(Entries from a dataset of interfaces)
--- START ---
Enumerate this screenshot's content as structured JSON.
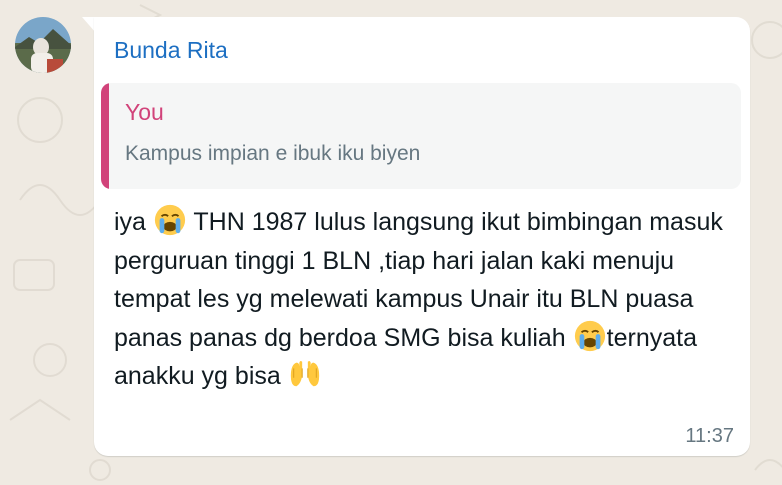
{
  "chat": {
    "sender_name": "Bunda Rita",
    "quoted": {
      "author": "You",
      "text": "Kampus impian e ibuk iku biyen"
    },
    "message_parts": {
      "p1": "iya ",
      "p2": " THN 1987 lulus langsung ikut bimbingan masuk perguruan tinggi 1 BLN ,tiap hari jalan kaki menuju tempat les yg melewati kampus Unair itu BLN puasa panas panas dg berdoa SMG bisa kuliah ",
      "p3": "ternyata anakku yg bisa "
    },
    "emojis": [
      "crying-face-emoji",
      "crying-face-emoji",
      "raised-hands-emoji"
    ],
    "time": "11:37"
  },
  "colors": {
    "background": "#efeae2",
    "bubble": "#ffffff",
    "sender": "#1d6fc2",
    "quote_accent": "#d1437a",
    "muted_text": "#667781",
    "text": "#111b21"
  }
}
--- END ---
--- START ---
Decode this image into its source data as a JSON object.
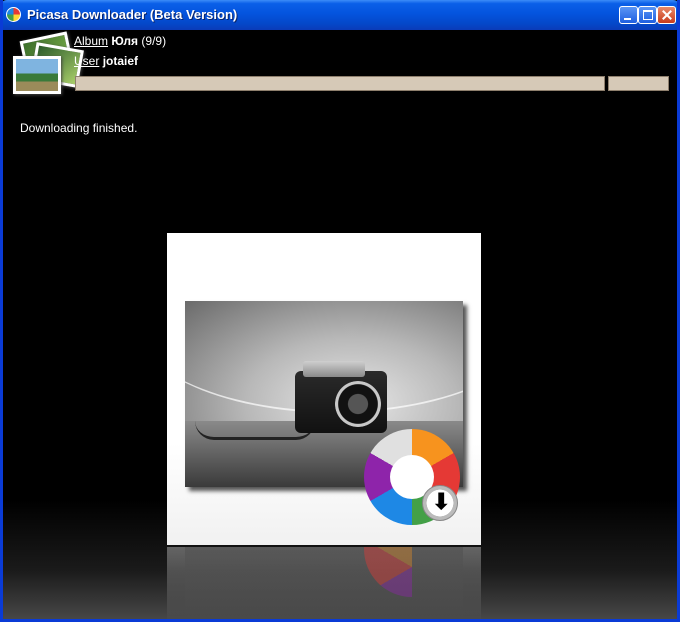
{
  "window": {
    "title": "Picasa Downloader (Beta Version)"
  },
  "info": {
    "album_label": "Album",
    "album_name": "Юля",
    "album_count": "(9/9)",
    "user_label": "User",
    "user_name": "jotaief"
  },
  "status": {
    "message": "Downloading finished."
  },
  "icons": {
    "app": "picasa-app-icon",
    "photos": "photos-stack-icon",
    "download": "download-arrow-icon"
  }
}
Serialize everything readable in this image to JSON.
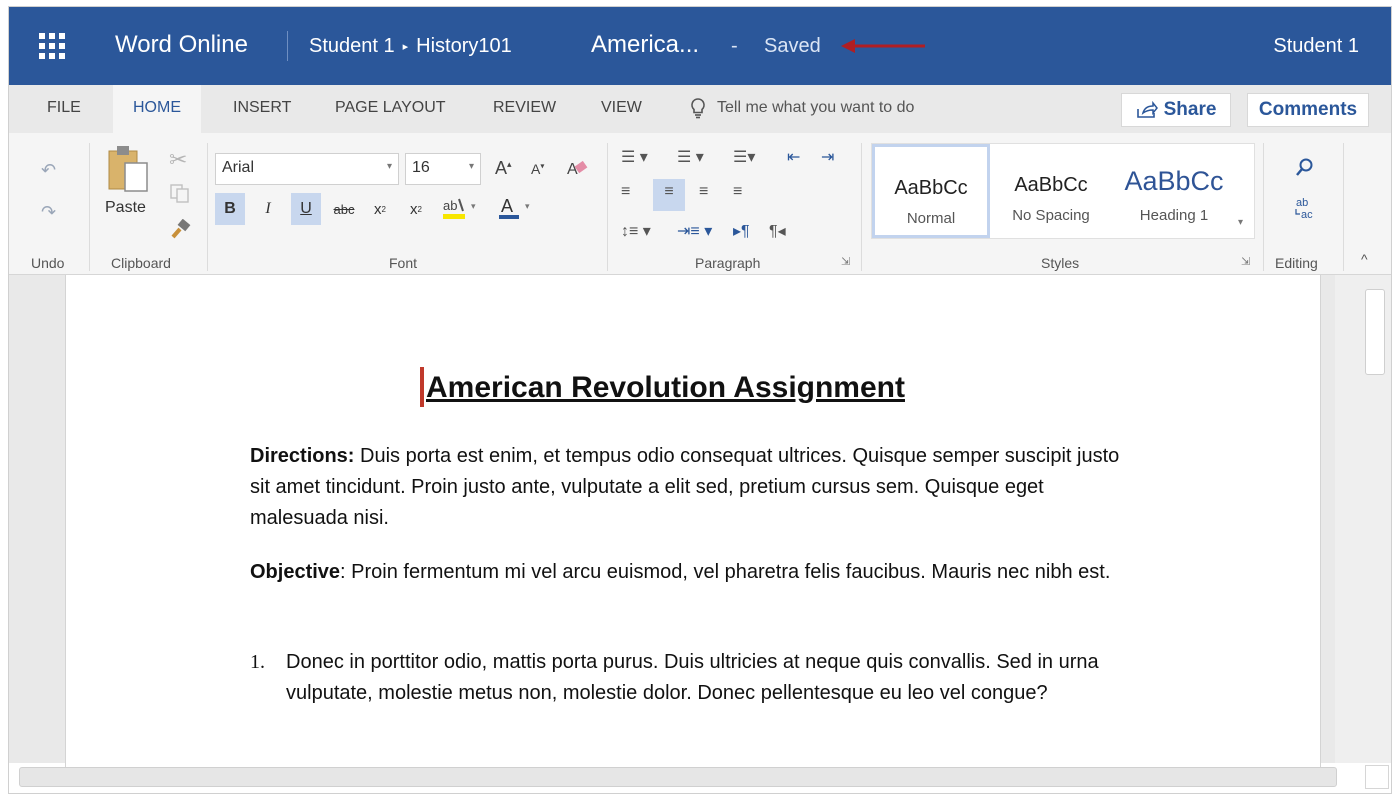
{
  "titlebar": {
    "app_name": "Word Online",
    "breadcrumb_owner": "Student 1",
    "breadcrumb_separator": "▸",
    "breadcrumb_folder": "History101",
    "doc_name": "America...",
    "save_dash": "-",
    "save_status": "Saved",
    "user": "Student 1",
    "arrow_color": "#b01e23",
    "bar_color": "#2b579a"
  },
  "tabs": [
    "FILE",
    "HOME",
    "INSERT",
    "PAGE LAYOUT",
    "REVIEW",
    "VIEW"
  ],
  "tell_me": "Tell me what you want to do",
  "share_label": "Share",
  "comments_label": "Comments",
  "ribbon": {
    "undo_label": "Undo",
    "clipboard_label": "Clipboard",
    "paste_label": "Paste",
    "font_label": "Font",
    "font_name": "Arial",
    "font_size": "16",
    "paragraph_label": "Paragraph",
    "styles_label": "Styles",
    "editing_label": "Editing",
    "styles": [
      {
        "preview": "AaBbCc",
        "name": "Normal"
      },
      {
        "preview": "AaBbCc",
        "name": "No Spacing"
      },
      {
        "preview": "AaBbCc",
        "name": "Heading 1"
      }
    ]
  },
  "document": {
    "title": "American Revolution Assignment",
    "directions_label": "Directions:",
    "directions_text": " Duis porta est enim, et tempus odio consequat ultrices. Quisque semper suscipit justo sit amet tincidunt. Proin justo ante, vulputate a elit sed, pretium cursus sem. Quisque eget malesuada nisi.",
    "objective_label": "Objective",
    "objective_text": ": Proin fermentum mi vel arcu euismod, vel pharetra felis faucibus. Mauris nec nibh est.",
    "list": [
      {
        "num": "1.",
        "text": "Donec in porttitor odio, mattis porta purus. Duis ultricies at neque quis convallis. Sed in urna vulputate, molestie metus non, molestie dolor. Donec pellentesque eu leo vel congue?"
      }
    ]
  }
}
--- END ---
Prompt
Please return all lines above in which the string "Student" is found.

Reply
    "breadcrumb_owner": "Student 1",
    "user": "Student 1",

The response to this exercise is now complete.